Evanston Public Library officials are contemplating adding a bookmobile to extend the Library’s reach to underserved communities but first want to confirm there is interest in that type of service.
In a report to the Library Board Oct. 21, Library Director Karen Danczak Lyons recommended that the issue be made part of the strategic planning process the Library will undertake to determine how best to distribute limited resources.
During that process, she said, staff could ask residents specifically about their interest in adding a book-and-technology mobile to the array of services offered by the Evanston Public Library.
Ms. Danczak Lyons told Board members that use of a bookmobile to deliver services should be “part of the conversation, especially in the Fifth, Eighth or Ninth Wards,” where officials are attempting to increase use of library services.
In the west side Fifth Ward, where officials are looking at a physical space to house library services, she said the question to be asked, “Is this something that you’d want in addition to a physical presence? How would this work for you and your family? So that we’re really hearing from our residents – what it is they would find useful – and then working to create a vehicle that would serve those needs.”

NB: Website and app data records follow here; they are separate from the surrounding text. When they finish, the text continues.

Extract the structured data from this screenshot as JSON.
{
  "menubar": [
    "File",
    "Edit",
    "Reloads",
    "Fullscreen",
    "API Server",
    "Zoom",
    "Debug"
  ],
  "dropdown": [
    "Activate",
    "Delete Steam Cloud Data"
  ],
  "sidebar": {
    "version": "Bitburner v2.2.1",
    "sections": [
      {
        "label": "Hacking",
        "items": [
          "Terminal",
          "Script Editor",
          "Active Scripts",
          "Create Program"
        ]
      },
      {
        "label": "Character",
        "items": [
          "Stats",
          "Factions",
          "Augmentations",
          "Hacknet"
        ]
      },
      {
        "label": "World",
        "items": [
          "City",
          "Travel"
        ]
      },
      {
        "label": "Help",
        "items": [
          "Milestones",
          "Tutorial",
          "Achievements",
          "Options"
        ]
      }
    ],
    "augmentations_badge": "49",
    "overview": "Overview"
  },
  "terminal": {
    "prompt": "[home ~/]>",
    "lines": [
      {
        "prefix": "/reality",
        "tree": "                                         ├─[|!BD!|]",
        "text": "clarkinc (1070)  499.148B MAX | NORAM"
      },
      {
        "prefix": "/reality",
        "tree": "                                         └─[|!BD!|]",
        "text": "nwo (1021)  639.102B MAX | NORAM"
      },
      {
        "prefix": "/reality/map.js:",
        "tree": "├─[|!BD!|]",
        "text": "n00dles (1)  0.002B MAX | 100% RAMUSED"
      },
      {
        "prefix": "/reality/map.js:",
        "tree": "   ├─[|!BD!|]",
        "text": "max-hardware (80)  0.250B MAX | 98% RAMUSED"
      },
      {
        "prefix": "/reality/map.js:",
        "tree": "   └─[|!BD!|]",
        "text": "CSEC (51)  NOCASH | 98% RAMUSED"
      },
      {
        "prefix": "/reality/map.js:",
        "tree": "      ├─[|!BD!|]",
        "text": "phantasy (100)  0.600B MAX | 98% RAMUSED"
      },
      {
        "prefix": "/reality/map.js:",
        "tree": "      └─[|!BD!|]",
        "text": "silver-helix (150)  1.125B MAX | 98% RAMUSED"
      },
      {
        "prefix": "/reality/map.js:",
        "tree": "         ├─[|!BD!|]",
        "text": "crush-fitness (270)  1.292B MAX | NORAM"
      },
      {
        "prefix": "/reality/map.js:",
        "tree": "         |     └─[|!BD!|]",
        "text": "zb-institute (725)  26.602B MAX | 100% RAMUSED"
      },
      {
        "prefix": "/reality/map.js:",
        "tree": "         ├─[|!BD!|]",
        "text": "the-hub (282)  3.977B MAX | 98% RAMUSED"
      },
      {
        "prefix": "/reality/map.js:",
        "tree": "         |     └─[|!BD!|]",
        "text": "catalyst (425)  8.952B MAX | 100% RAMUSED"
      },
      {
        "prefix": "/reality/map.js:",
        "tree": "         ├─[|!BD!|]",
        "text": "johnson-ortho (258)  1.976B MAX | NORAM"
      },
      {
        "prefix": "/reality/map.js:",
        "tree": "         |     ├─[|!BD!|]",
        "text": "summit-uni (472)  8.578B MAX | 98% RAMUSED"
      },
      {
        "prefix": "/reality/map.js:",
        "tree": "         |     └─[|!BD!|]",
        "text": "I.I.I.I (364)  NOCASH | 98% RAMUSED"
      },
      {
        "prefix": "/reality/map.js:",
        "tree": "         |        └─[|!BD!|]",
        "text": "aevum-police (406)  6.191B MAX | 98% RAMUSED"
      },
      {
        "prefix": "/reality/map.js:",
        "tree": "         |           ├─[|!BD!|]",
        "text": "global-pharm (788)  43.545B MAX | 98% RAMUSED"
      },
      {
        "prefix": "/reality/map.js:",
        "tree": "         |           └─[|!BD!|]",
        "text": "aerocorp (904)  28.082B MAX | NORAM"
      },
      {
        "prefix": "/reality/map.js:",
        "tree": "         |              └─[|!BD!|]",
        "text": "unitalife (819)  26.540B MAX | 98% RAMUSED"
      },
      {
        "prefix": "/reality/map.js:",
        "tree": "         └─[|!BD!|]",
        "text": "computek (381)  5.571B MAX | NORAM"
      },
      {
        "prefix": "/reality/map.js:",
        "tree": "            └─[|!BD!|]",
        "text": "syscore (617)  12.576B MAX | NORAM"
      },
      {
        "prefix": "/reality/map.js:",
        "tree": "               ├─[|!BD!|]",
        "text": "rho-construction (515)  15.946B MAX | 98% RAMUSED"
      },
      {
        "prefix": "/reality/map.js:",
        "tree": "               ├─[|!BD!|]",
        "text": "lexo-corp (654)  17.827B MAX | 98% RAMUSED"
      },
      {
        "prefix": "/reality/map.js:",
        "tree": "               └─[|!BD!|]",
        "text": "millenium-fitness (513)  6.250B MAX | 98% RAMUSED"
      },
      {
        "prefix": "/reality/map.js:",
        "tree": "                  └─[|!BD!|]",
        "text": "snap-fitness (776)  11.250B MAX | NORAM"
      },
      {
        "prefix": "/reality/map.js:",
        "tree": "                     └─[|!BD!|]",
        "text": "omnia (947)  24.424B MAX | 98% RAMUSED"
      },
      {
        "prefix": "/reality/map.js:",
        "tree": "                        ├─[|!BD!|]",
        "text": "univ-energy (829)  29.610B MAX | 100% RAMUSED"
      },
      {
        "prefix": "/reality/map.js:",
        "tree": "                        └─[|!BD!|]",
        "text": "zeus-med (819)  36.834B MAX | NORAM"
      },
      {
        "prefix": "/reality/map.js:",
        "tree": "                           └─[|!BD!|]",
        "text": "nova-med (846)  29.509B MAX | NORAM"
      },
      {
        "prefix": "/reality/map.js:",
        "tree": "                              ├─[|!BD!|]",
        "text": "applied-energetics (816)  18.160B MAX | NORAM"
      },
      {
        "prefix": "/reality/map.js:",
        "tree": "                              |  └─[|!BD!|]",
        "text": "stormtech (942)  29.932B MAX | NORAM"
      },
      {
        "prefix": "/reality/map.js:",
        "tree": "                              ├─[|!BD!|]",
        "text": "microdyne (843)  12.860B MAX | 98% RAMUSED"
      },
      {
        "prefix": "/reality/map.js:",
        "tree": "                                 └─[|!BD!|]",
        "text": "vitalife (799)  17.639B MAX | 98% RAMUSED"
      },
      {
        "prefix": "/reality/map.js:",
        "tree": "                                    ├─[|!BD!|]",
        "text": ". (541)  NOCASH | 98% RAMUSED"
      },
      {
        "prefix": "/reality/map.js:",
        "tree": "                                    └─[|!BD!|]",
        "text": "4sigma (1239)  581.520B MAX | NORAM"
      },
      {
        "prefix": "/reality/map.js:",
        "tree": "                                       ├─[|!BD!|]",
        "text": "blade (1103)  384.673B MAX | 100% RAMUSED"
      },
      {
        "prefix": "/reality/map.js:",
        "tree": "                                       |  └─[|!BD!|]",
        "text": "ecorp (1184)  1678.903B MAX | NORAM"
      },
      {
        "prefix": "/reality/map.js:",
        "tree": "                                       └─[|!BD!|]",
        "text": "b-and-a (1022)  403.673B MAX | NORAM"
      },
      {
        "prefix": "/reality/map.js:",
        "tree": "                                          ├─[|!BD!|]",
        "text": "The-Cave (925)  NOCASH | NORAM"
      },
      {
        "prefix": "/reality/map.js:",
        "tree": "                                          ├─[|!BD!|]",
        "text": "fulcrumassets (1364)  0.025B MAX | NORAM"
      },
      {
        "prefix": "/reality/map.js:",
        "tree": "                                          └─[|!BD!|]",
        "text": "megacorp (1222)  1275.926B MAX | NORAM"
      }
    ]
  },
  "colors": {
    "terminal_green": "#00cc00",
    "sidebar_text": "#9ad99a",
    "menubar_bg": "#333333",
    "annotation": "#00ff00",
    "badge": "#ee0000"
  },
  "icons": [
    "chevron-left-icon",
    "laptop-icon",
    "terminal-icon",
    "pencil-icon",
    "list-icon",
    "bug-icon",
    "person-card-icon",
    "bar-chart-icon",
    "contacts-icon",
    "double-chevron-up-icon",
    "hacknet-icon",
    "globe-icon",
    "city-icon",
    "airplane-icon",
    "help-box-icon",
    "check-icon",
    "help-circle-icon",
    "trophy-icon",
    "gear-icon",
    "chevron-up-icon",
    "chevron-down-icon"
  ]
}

Ms. Danczak Lyons also pointed to the capital costs and timeline involved in a new book mobile in support of first confirming interest.
“This is not something that even if you said, ‘Karen, here’s a million dollars, we want a book mobile in three months,’ it’s just not possible,” she told Library Board members.
The current mobile library, dubbed “Lola,” is still in operation, Ms. Danczak Lyons said.
Before the pandemic, the mobile library visited parks, including Brummel Park, block parties and outdoor festivals such as Fall Festival and Trunk or Treat, National Night Out, as well as District 65 schools, Ms. Danczak Lyons said.
The New Bookmobile
The new book- or tech- mobile officials are eyeing, perhaps five times the size of “Lola,” however, is a next-generation unit, flexible and modular, Ms. Danczak Lyons said.
“For instance,” she said, “fixtures in the book-and-tech mobile can be moved/swapped out to create a computer training lab with countertops, chairs and laptops one day and reconfigured to feature a large selection of books for school visits on another day.”
The new mobile units, such as neighboring Skokie introduced in 2016, feature a hybrid power system with a solar-powered battery. They also have WiFi connectivity inside and out, a backup-camera and other amenities.
In her report, Ms. Danczak Lyons estimated the cost of new vehicle at $350,000 to $400,000.
She estimated the timeline of bringing a new vehicle from concept through design at 18 months.
For instance, though COVID-19 contributed to the delay, the timeline for a new $399,000 bookmobile in the Fountaindale Public Library District in Bolingbrook will be five years when the unit makes its expected debut next March, according to one of the case studies Ms. Danczak Lyons provided the Board.
The Skokie Public Library District started its process to design and order a new book mobile in 2015 and was not ready until the next year to put it into service.
Officials there brought in a consultant to help develop the plan for the new vehicle, including handling the bidding process and procurement, and oversaw the construction/customization process, she noted.
Moving forward, Ms. Danczak Lyons recommended that staff continue research into the issue, updating Board members on their progress as well as the resident feedback they are receiving.
Then, she said, “if we feel like there’s more and more energy around this [the book mobile idea], the Library could engage a consultant as other Library Districts have done, and begin the planning process around a new vehicle.
Board members need to understand that it’s a significant capital expense, and that there will be ongoing expenses, she said in her presentation.
In addition, she said, “We’ll need more staff to operate it the way we would want to.”
In brief discussion, Library Board member Terry Soto said she was relieved that Ms. Danczak Lyons included the decision on the bookmobile as part of the wider strategic planning process “because I really think we need to get input from the community and not particularly ask them, ‘Would you like a book or tech mobile?’ … but really find out more about their interests and passions and figure out how all of our services programs … might better meet the needs.
“I don’t have any pre-ordained ideas about what they might want,” Ms. Soto said, “but I want them to just be super, super open about what their interests and passions are and how our different offerings could meet them.”